the last time I read Justice Society, which is surprising given that in its JSA incarnation, at least, this was one of my favorite titles (JSA: Stealing Thunder remains a classic -- and hey, DC, how about a JSA by Geoff Johns omnibus?). But the book's quality lessened in my opinion in Johns's switch from JSA to Justice Society, and my experience with writers Matt Sturges and Bill Willingham's work (Fables notwithstanding) and tepid early reviews of their run on this book made me slow to pick up this newest volume.
I finally read Justice Society of America: The Bad Seed in the lead-up to the Justice League/Justice Society crossover The Dark Things, and what I found is that I liked Bad Seed better than I thought I would. That Justice Society splits into two titles at the end of this story still seems like one Justice Society title more than DC Comics needs, but the reason for the split actually makes a lot of sense. Willingham and Sturges manage to create warring factions with the Justice Society without making any of the team members caricatures of themselves. I felt Willingham's writerly persona came through perhaps a bit too much, but otherwise Bad Seed is surprisingly compelling.
Where Bad Seed works is in the conspiratorial attack against the Justice Society. The team is targeted by mysterious villains far earlier in the book than they realize, and the true intentions of the bad guys kept me guessing throughout. Mid-way through the book, there's a great sense of locked-room paranoia as the team interrogates one another to find the traitor among them (the tone is good, even if the traitor is obvious). Power Girl, Flash Jay Garrick, Jesse Quick, and others at moments do seem frightened, as if panicked, and this is a great shift for a team that starts the book almost overly self-assured.
Though there are plenty of ways in which the Justice Society fractures in this book, Willingham and Sturges represent the two sides most directly in the conflict between Wildcat and Magog. Magog is a relatively new (and therefore somewhat outcast) militaristic Society member, and Wildcat is the tough-as-nails, often gruff, former-heavyweight senior member -- in short, they're a lot alike. One could argue that Magog is a 1990s comics caricature, and the writers present Wildcat as overzealous in his attacking Magog, but it worked for me; they are enough the same as to convincingly show the Society turning against itself, whereas I didn't think the writers could convince me.

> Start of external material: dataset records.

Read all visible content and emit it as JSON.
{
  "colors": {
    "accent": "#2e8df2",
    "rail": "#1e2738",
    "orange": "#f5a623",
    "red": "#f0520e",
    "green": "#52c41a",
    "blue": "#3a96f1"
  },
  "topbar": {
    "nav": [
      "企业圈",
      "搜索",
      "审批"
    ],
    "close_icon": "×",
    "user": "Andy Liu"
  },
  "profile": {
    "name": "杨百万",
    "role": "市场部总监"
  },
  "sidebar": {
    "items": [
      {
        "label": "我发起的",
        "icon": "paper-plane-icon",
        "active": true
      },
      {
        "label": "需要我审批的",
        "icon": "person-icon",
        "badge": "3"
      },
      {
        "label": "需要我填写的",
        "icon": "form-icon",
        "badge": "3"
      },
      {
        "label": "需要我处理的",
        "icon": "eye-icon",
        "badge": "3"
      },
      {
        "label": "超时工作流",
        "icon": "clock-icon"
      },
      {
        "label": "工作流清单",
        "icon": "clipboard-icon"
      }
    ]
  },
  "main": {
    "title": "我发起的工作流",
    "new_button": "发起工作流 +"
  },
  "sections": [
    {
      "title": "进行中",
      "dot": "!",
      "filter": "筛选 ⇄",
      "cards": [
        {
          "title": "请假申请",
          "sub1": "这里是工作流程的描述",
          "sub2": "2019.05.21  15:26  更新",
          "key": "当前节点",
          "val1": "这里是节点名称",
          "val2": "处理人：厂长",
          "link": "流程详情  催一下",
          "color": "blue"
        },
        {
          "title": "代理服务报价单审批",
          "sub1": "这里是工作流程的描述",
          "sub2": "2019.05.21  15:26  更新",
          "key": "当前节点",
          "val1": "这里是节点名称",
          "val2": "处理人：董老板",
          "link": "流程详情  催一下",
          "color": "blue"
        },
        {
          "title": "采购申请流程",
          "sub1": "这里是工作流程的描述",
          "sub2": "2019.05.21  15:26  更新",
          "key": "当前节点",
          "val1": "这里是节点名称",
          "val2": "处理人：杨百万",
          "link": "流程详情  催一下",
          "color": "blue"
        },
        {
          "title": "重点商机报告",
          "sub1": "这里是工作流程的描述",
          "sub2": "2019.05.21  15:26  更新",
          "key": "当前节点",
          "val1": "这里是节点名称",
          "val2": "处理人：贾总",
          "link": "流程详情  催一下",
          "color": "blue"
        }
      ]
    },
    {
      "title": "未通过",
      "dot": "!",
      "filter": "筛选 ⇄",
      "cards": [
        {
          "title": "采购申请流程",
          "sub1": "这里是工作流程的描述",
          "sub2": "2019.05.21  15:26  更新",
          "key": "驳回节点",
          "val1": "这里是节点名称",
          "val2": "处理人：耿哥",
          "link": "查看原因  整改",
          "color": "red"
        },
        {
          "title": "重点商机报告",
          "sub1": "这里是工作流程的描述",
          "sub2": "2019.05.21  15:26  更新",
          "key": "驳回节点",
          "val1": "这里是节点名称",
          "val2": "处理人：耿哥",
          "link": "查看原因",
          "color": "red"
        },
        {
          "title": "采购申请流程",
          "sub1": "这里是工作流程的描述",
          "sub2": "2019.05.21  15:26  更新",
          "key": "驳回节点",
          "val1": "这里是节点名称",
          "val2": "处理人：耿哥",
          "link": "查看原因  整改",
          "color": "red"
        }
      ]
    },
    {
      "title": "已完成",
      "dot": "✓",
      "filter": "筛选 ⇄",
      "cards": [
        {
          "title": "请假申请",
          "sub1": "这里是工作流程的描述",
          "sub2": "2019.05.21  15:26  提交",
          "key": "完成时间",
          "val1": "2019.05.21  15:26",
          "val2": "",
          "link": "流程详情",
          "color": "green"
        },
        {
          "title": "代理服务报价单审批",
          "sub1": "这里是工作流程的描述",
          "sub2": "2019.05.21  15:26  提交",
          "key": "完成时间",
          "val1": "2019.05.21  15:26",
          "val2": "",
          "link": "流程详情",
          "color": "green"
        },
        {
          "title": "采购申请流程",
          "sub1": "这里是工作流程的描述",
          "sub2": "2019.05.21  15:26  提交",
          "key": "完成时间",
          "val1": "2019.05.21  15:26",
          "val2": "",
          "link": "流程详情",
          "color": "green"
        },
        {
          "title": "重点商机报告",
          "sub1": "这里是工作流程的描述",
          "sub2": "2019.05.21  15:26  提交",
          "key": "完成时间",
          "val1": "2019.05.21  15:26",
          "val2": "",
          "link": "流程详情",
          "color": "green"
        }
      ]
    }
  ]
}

Especially when JSA became Justice Society, Geoff Johns injected a certain Normal Rockwell ethos to the stories; we saw the team help out at a fire station, for instance, and go with Stargirl to the dentist. This is well and good and different from other DC Universe titles, but it seems to stretch suspension of disbelief that an "actual" superhero team could get away with it for long. In that way, the Justice Society's split in this book feels rather natural; Magog expresses the audiences own misgivings about the direction of the Justice Society, and I do appreciate the way this plot puts focus on the title's incongruity.
The writers also consistently remembered that Power Girl is the Justice Society's chairwoman and presented her as in charge, which is a plus; as well, I liked their use of the new Dr. Fate (maybe hearkening to both writers' considerable work writing supernatural characters), and their portrayal of him as an inexperienced but ultra-powerful sorcerer learning the ropes.
Bad Seed's let-down, perhaps, is the villains themselves. The Justice Society fights a random assortment of villains from the silly, like Willingham's Tape Worm, to the powerful Eclipso whom the writers unfortunately also write as silly and cowardly. This "villain blitz" plot seemed cribbed whole cloth from a similar story Willingham wrote in Robin: Days of Fire and Madness, using many of the same villains, and one character even identifies Tape Worm as the villain "who fought Robin." Anyone who read Willingham's Shadowpact: The Pentacle Plot will recognize the team's traitor right away, and Kid Karnevil plus Tape Worm is a bit too much.
I like when writers use reoccurring characters amongst their work -- Greg Rucka does it to good effect between his Huntress, 52, and Question stories -- but Willingham's here seems gratuitous. There's so many more Justice Society-specific villains that this team can fight than Tape Worm, and Kid Karnevil is a rather incongruous choice; as compared to Rucka, Willingham does not seem to be telling large-canvas stories so much as plugging (or reusing) his earlier work, and the instances were so glaring as to take me out of the story.
That aside, however, I liked Justice Society: The Bad Seed. It has not the scope of Geoff Johns's JSA: Stealing Thunder, but there's nothing specifically embarrassing, for instance, to be found in this book; artist Jesus Merino remains consistent throughout, with some heavier inks toward the end that makes his work look like Howard Chaykin's (if you like that kind of thing). It might be a while before I pick up this title's spin-off book, JSA: All-Stars, as I'm not a big fan of Freddie Williams's art, but I'm in for Justice Society: Axis of Evil -- in part again because of Justice League: The Dark Things, but I'm looking forward to it more than I thought I would.
[Contains full covers]
What do you think of the new direction for Justice Society? Like it or hate it? Going to keep reading?